There's both a positive and a negative to this. On the one hand, it was quite a bit easier by myself to get distracted by the thoughts running through my mind. Several times, I became conscious of the fact that my focus wandered off a little bit too late, and generally, I had a much harder time finding myself staying "in the zone".

But despite the easier loss of focus, at the end of the eight minutes or so inside my mind, I still found myself quite a bit more in peace and able to concentrate better. While not entirely satisfying, it was still pretty effective on the whole.

There's also another effect I'm feeling more constantly. I can't quite tell yet if it's because of the (almost) daily meditation, because spring break just started and I'll be off work and school for a while, but a lot of the weight, I feel, has been lifted off of my mind. My mind generally is much clearer, and the thoughts up there feel noticeably more organized.

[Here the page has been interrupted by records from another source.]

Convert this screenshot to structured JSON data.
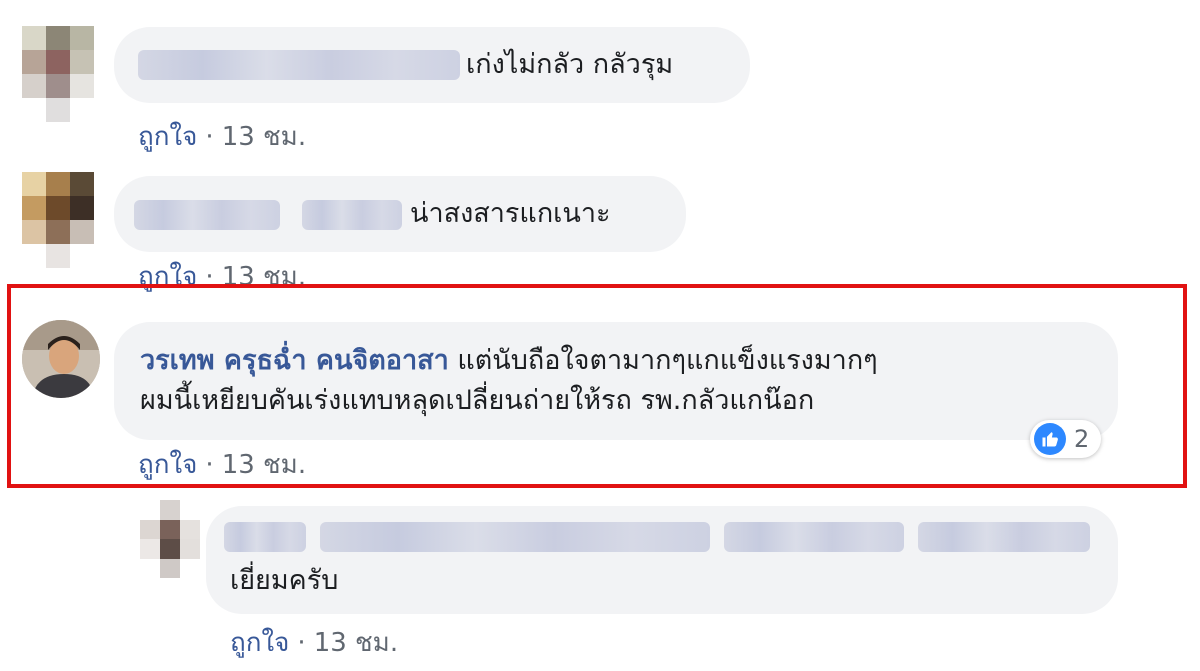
{
  "comments": [
    {
      "text": "เก่งไม่กลัว กลัวรุม",
      "actions": {
        "like": "ถูกใจ",
        "sep": "·",
        "time": "13 ชม."
      }
    },
    {
      "text": "น่าสงสารแกเนาะ",
      "actions": {
        "like": "ถูกใจ",
        "sep": "·",
        "time": "13 ชม."
      }
    },
    {
      "author": "วรเทพ ครุธฉ่ำ คนจิตอาสา",
      "text_line1": "แต่นับถือใจตามากๆแกแข็งแรงมากๆ",
      "text_line2": "ผมนี้เหยียบคันเร่งแทบหลุดเปลี่ยนถ่ายให้รถ รพ.กลัวแกน๊อก",
      "actions": {
        "like": "ถูกใจ",
        "sep": "·",
        "time": "13 ชม."
      },
      "reactions": {
        "icon": "thumbs-up-icon",
        "count": "2"
      }
    },
    {
      "text": "เยี่ยมครับ",
      "actions": {
        "like": "ถูกใจ",
        "sep": "·",
        "time": "13 ชม."
      }
    }
  ],
  "colors": {
    "bubble": "#f2f3f5",
    "author": "#385898",
    "highlight": "#e11212",
    "like_reaction": "#2d88ff",
    "meta": "#606770"
  }
}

For the last week or so, I spent some time in Orlando for my spring break. And while I could have brought my iPod along to continue the regimen of following along to the Headspace app every day, I chose to try something different, and go solo for the week.

For the first two days of the (road) trip, I was on a bus where movies were playing the entire time, so this made for a completely different kind of environment from my usual, nightly silence. On the one hand, it was harder to stay concentrated on the task at hand, but on the other hand, I also found myself more focused because I had to keep alert from the distractions of the movie and the chatter. I also found that things got significantly easier -- easier to keep exteroception out, once I got going and was "in the zone". Overall I found myself having an easier time visualizing myself watching the flow of thoughts without getting caught up in it. And as a result, the mental clarity that I felt afterwards was also stronger.

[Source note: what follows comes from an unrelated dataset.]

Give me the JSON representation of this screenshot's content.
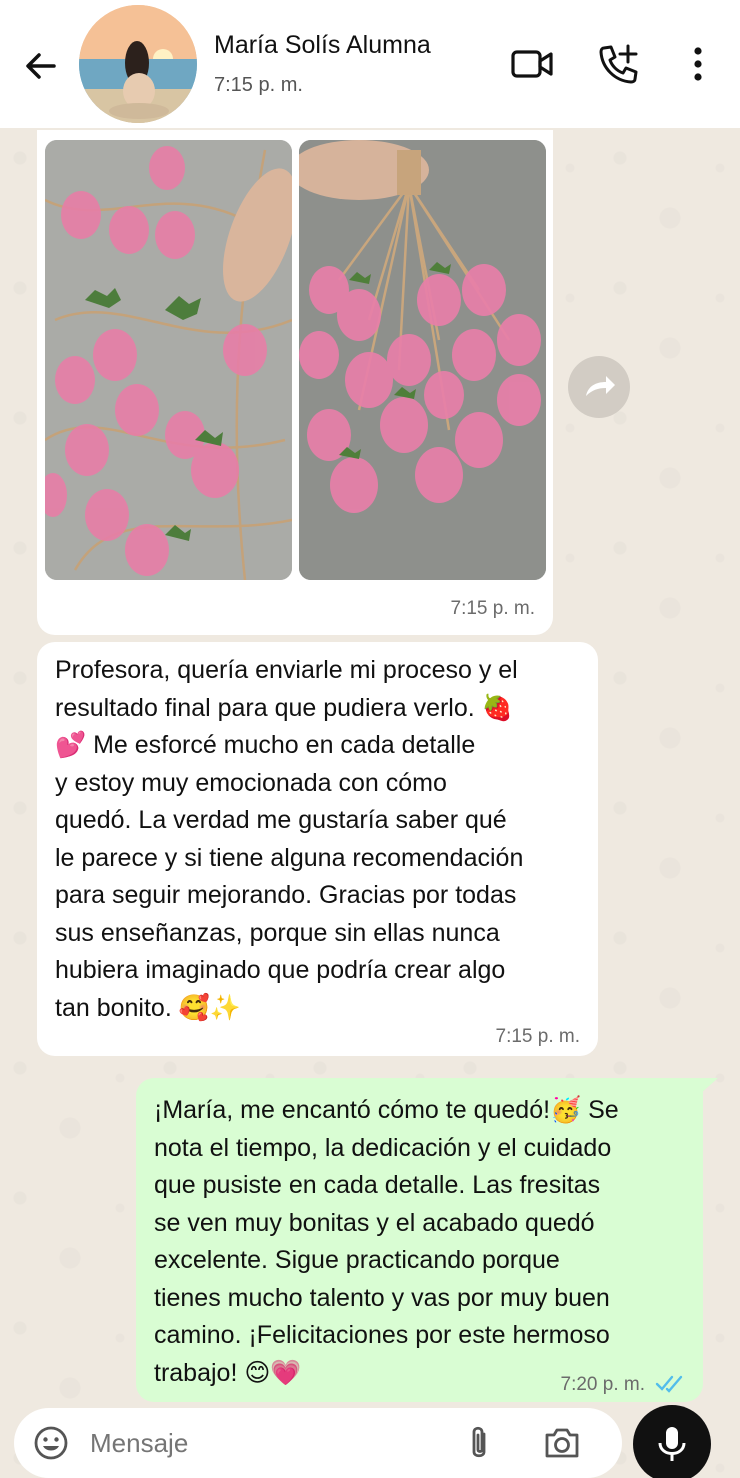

After a few days, by the end of the week, it got noticeably easier to find a few minutes to spare and sink into mindfulness. There are still the day-to-day differences that sometimes make it as difficult as the first time to focus, but generally, the process became easier and more automatic. That said, it's still a challenge at times to keep focused without getting distracted, without the app's audio track going beside me.


As with the Pomodoro Technique, the best test of whether or not meditation "works" -- whether it improves your life -- is probably to see whether or not I'll continue to meditate often after the first few weeks that I've been trying it for this project. And if you haven't noticed, I will be continuing to do so after this little exercise is over.

Going into it, I didn't really know what to look for. I knew it could improve something about my life, but it was only in keeping a (nearly) daily schedule and actually trying it that I found what I consider the two main benefits of meditating daily.

First, every time you do it, it helps clear your mind. Whenever I have some mental clutter, whether from working or from ideas that's been stuck in my head for a while, I love to meditate to get those out of my head and have a clear mind to start the rest of the day.

Second, you'll generally feel better in your day-to-day life. This is in part a side-effect of the first benefit, because having a clear organized mind will almost always lead to a better day-to-day life. But outside of that, starting or ending the day with meditation gave me a clear beginning and an end to a day's schedule, and having a place to return to in times of stress eased it a little bit.

I have to admit: I didn't meditate every day, and sometimes, it was so difficult that I'd quit after three or four minutes. But overall, even if I end up "quitting" meditation for some reason, I think it'll be one of those things I'll have to keep coming back to, because it's just helpful when your mind needs it. And that's the thing I like the most about meditation.